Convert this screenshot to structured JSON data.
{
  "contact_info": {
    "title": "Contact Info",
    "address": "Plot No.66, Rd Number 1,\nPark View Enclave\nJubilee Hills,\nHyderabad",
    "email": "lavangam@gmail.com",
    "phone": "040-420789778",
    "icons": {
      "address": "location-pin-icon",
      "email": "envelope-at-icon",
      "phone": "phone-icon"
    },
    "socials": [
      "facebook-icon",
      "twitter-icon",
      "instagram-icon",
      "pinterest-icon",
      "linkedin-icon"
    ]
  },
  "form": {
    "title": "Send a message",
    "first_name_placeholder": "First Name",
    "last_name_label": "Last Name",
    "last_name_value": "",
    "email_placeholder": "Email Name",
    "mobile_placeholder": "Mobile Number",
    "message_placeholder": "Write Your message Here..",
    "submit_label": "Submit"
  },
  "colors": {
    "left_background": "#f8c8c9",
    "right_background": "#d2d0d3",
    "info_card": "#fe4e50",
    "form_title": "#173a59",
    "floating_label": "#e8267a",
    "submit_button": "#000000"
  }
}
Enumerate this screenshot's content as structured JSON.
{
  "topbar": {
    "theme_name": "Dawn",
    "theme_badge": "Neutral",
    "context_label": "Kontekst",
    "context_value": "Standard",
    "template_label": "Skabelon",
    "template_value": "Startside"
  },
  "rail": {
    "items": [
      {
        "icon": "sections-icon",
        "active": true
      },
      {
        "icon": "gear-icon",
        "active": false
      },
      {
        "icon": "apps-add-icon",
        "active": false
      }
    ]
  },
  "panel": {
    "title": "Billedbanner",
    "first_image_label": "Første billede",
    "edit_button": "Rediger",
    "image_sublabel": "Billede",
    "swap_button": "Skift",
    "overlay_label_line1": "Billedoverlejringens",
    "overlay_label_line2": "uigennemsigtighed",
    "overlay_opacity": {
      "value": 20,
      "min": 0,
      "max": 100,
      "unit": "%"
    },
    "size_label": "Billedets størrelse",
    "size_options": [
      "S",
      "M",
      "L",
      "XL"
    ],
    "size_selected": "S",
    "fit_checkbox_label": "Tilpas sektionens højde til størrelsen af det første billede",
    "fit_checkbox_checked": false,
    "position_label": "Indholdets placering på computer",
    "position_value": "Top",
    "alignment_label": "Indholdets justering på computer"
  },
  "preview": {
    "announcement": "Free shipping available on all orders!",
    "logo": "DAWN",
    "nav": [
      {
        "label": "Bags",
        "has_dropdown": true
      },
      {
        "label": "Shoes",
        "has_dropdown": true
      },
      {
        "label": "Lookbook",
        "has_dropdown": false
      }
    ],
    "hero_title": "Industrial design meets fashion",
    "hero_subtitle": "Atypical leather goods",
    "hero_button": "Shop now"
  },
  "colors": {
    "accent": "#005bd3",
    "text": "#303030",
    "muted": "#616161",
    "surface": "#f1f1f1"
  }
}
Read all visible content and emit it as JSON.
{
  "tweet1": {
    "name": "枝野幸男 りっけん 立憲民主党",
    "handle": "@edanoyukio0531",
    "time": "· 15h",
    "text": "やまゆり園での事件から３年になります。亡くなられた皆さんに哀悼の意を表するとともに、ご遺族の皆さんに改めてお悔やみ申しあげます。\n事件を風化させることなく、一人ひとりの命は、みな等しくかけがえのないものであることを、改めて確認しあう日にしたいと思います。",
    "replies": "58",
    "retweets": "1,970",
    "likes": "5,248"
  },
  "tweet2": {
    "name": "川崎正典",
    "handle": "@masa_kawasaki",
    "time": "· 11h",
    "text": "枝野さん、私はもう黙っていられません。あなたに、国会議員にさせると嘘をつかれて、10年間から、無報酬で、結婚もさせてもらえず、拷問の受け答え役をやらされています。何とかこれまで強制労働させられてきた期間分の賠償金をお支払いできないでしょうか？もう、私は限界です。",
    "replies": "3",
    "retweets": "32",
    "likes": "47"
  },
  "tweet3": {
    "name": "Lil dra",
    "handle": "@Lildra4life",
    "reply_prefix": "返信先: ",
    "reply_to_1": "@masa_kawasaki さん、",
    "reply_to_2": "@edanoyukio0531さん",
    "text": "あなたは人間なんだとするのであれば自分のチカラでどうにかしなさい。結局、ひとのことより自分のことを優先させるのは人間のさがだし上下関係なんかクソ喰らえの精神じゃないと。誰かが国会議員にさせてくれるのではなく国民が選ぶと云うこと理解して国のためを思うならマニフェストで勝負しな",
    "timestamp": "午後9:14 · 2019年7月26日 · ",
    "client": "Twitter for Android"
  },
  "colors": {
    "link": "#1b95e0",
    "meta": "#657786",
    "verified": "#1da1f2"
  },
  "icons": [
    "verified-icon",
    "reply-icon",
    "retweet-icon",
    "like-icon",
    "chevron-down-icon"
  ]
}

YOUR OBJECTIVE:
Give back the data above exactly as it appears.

RESPONSE TO THE TASK:
Convert this screenshot to structured JSON data.
{
  "contact_info": {
    "title": "Contact Info",
    "address": "Plot No.66, Rd Number 1,\nPark View Enclave\nJubilee Hills,\nHyderabad",
    "email": "lavangam@gmail.com",
    "phone": "040-420789778",
    "icons": {
      "address": "location-pin-icon",
      "email": "envelope-at-icon",
      "phone": "phone-icon"
    },
    "socials": [
      "facebook-icon",
      "twitter-icon",
      "instagram-icon",
      "pinterest-icon",
      "linkedin-icon"
    ]
  },
  "form": {
    "title": "Send a message",
    "first_name_placeholder": "First Name",
    "last_name_label": "Last Name",
    "last_name_value": "",
    "email_placeholder": "Email Name",
    "mobile_placeholder": "Mobile Number",
    "message_placeholder": "Write Your message Here..",
    "submit_label": "Submit"
  },
  "colors": {
    "left_background": "#f8c8c9",
    "right_background": "#d2d0d3",
    "info_card": "#fe4e50",
    "form_title": "#173a59",
    "floating_label": "#e8267a",
    "submit_button": "#000000"
  }
}
Enumerate this screenshot's content as structured JSON.
{
  "topbar": {
    "theme_name": "Dawn",
    "theme_badge": "Neutral",
    "context_label": "Kontekst",
    "context_value": "Standard",
    "template_label": "Skabelon",
    "template_value": "Startside"
  },
  "rail": {
    "items": [
      {
        "icon": "sections-icon",
        "active": true
      },
      {
        "icon": "gear-icon",
        "active": false
      },
      {
        "icon": "apps-add-icon",
        "active": false
      }
    ]
  },
  "panel": {
    "title": "Billedbanner",
    "first_image_label": "Første billede",
    "edit_button": "Rediger",
    "image_sublabel": "Billede",
    "swap_button": "Skift",
    "overlay_label_line1": "Billedoverlejringens",
    "overlay_label_line2": "uigennemsigtighed",
    "overlay_opacity": {
      "value": 20,
      "min": 0,
      "max": 100,
      "unit": "%"
    },
    "size_label": "Billedets størrelse",
    "size_options": [
      "S",
      "M",
      "L",
      "XL"
    ],
    "size_selected": "S",
    "fit_checkbox_label": "Tilpas sektionens højde til størrelsen af det første billede",
    "fit_checkbox_checked": false,
    "position_label": "Indholdets placering på computer",
    "position_value": "Top",
    "alignment_label": "Indholdets justering på computer"
  },
  "preview": {
    "announcement": "Free shipping available on all orders!",
    "logo": "DAWN",
    "nav": [
      {
        "label": "Bags",
        "has_dropdown": true
      },
      {
        "label": "Shoes",
        "has_dropdown": true
      },
      {
        "label": "Lookbook",
        "has_dropdown": false
      }
    ],
    "hero_title": "Industrial design meets fashion",
    "hero_subtitle": "Atypical leather goods",
    "hero_button": "Shop now"
  },
  "colors": {
    "accent": "#005bd3",
    "text": "#303030",
    "muted": "#616161",
    "surface": "#f1f1f1"
  }
}
Read all visible content and emit it as JSON.
{
  "tweet1": {
    "name": "枝野幸男 りっけん 立憲民主党",
    "handle": "@edanoyukio0531",
    "time": "· 15h",
    "text": "やまゆり園での事件から３年になります。亡くなられた皆さんに哀悼の意を表するとともに、ご遺族の皆さんに改めてお悔やみ申しあげます。\n事件を風化させることなく、一人ひとりの命は、みな等しくかけがえのないものであることを、改めて確認しあう日にしたいと思います。",
    "replies": "58",
    "retweets": "1,970",
    "likes": "5,248"
  },
  "tweet2": {
    "name": "川崎正典",
    "handle": "@masa_kawasaki",
    "time": "· 11h",
    "text": "枝野さん、私はもう黙っていられません。あなたに、国会議員にさせると嘘をつかれて、10年間から、無報酬で、結婚もさせてもらえず、拷問の受け答え役をやらされています。何とかこれまで強制労働させられてきた期間分の賠償金をお支払いできないでしょうか？もう、私は限界です。",
    "replies": "3",
    "retweets": "32",
    "likes": "47"
  },
  "tweet3": {
    "name": "Lil dra",
    "handle": "@Lildra4life",
    "reply_prefix": "返信先: ",
    "reply_to_1": "@masa_kawasaki さん、",
    "reply_to_2": "@edanoyukio0531さん",
    "text": "あなたは人間なんだとするのであれば自分のチカラでどうにかしなさい。結局、ひとのことより自分のことを優先させるのは人間のさがだし上下関係なんかクソ喰らえの精神じゃないと。誰かが国会議員にさせてくれるのではなく国民が選ぶと云うこと理解して国のためを思うならマニフェストで勝負しな",
    "timestamp": "午後9:14 · 2019年7月26日 · ",
    "client": "Twitter for Android"
  },
  "colors": {
    "link": "#1b95e0",
    "meta": "#657786",
    "verified": "#1da1f2"
  },
  "icons": [
    "verified-icon",
    "reply-icon",
    "retweet-icon",
    "like-icon",
    "chevron-down-icon"
  ]
}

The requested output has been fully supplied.